++++ Raw data ++++

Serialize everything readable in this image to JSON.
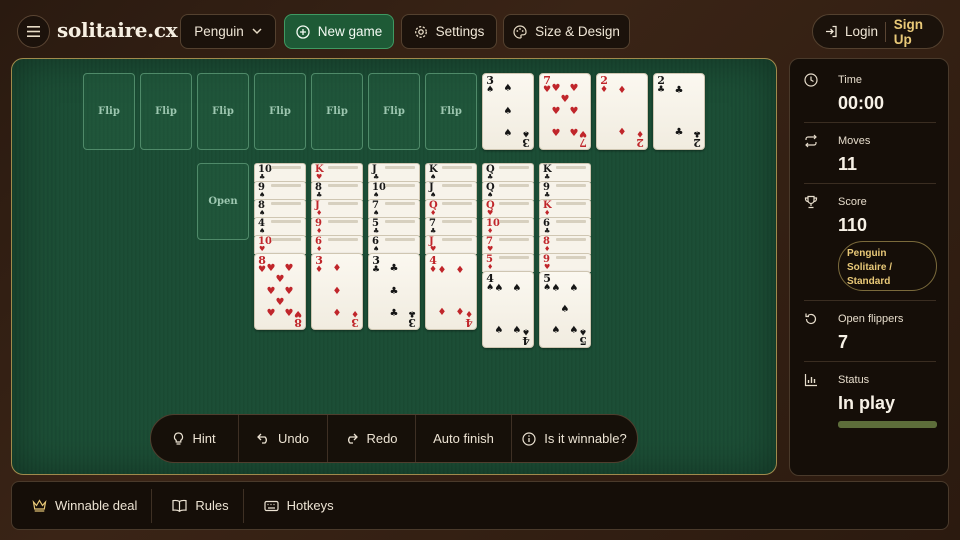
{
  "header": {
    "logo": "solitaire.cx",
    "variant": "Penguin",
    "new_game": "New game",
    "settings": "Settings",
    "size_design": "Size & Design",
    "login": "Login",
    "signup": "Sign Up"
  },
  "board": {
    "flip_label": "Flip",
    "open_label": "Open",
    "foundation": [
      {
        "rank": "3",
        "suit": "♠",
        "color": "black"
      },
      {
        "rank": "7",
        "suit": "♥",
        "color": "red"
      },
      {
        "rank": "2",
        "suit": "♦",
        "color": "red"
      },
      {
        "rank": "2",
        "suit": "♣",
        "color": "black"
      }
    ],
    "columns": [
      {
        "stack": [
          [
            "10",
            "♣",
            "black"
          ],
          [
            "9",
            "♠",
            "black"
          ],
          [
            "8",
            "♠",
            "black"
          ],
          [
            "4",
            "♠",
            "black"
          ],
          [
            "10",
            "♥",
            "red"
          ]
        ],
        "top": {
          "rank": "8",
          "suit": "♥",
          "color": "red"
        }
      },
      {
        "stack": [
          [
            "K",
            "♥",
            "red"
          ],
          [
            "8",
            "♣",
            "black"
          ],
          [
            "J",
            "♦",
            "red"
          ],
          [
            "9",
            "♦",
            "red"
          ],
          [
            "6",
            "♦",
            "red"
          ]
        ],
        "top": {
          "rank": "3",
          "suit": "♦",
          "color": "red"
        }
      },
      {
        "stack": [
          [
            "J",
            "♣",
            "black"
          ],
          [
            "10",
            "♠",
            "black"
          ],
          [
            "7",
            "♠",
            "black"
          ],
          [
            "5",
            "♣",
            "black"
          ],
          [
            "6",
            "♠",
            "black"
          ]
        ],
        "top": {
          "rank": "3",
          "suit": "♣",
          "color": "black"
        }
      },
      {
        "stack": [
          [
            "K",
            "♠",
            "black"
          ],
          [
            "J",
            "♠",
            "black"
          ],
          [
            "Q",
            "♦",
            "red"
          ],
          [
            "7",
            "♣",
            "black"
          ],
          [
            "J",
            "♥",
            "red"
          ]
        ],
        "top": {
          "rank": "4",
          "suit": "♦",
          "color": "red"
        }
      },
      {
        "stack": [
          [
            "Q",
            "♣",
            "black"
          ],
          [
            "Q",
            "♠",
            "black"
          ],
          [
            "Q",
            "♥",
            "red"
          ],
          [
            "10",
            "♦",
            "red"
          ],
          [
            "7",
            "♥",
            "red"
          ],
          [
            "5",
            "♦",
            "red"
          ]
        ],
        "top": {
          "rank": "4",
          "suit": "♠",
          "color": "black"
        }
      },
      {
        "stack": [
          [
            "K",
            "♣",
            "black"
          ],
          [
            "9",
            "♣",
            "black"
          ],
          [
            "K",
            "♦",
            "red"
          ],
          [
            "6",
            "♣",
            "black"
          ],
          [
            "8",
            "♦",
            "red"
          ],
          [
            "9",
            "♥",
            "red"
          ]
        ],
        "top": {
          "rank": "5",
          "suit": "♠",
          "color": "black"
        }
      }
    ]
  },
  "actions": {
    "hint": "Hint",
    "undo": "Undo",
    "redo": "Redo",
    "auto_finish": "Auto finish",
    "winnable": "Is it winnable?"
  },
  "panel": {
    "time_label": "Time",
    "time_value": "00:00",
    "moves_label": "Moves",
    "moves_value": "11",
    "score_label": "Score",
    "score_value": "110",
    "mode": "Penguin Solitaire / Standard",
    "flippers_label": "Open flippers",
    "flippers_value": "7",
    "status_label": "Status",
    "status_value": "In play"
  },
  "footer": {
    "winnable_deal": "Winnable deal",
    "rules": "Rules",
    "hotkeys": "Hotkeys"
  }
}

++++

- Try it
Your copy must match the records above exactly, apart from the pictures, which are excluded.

- Exercise response
Serialize everything readable in this image to JSON.
{
  "header": {
    "logo": "solitaire.cx",
    "variant": "Penguin",
    "new_game": "New game",
    "settings": "Settings",
    "size_design": "Size & Design",
    "login": "Login",
    "signup": "Sign Up"
  },
  "board": {
    "flip_label": "Flip",
    "open_label": "Open",
    "foundation": [
      {
        "rank": "3",
        "suit": "♠",
        "color": "black"
      },
      {
        "rank": "7",
        "suit": "♥",
        "color": "red"
      },
      {
        "rank": "2",
        "suit": "♦",
        "color": "red"
      },
      {
        "rank": "2",
        "suit": "♣",
        "color": "black"
      }
    ],
    "columns": [
      {
        "stack": [
          [
            "10",
            "♣",
            "black"
          ],
          [
            "9",
            "♠",
            "black"
          ],
          [
            "8",
            "♠",
            "black"
          ],
          [
            "4",
            "♠",
            "black"
          ],
          [
            "10",
            "♥",
            "red"
          ]
        ],
        "top": {
          "rank": "8",
          "suit": "♥",
          "color": "red"
        }
      },
      {
        "stack": [
          [
            "K",
            "♥",
            "red"
          ],
          [
            "8",
            "♣",
            "black"
          ],
          [
            "J",
            "♦",
            "red"
          ],
          [
            "9",
            "♦",
            "red"
          ],
          [
            "6",
            "♦",
            "red"
          ]
        ],
        "top": {
          "rank": "3",
          "suit": "♦",
          "color": "red"
        }
      },
      {
        "stack": [
          [
            "J",
            "♣",
            "black"
          ],
          [
            "10",
            "♠",
            "black"
          ],
          [
            "7",
            "♠",
            "black"
          ],
          [
            "5",
            "♣",
            "black"
          ],
          [
            "6",
            "♠",
            "black"
          ]
        ],
        "top": {
          "rank": "3",
          "suit": "♣",
          "color": "black"
        }
      },
      {
        "stack": [
          [
            "K",
            "♠",
            "black"
          ],
          [
            "J",
            "♠",
            "black"
          ],
          [
            "Q",
            "♦",
            "red"
          ],
          [
            "7",
            "♣",
            "black"
          ],
          [
            "J",
            "♥",
            "red"
          ]
        ],
        "top": {
          "rank": "4",
          "suit": "♦",
          "color": "red"
        }
      },
      {
        "stack": [
          [
            "Q",
            "♣",
            "black"
          ],
          [
            "Q",
            "♠",
            "black"
          ],
          [
            "Q",
            "♥",
            "red"
          ],
          [
            "10",
            "♦",
            "red"
          ],
          [
            "7",
            "♥",
            "red"
          ],
          [
            "5",
            "♦",
            "red"
          ]
        ],
        "top": {
          "rank": "4",
          "suit": "♠",
          "color": "black"
        }
      },
      {
        "stack": [
          [
            "K",
            "♣",
            "black"
          ],
          [
            "9",
            "♣",
            "black"
          ],
          [
            "K",
            "♦",
            "red"
          ],
          [
            "6",
            "♣",
            "black"
          ],
          [
            "8",
            "♦",
            "red"
          ],
          [
            "9",
            "♥",
            "red"
          ]
        ],
        "top": {
          "rank": "5",
          "suit": "♠",
          "color": "black"
        }
      }
    ]
  },
  "actions": {
    "hint": "Hint",
    "undo": "Undo",
    "redo": "Redo",
    "auto_finish": "Auto finish",
    "winnable": "Is it winnable?"
  },
  "panel": {
    "time_label": "Time",
    "time_value": "00:00",
    "moves_label": "Moves",
    "moves_value": "11",
    "score_label": "Score",
    "score_value": "110",
    "mode": "Penguin Solitaire / Standard",
    "flippers_label": "Open flippers",
    "flippers_value": "7",
    "status_label": "Status",
    "status_value": "In play"
  },
  "footer": {
    "winnable_deal": "Winnable deal",
    "rules": "Rules",
    "hotkeys": "Hotkeys"
  }
}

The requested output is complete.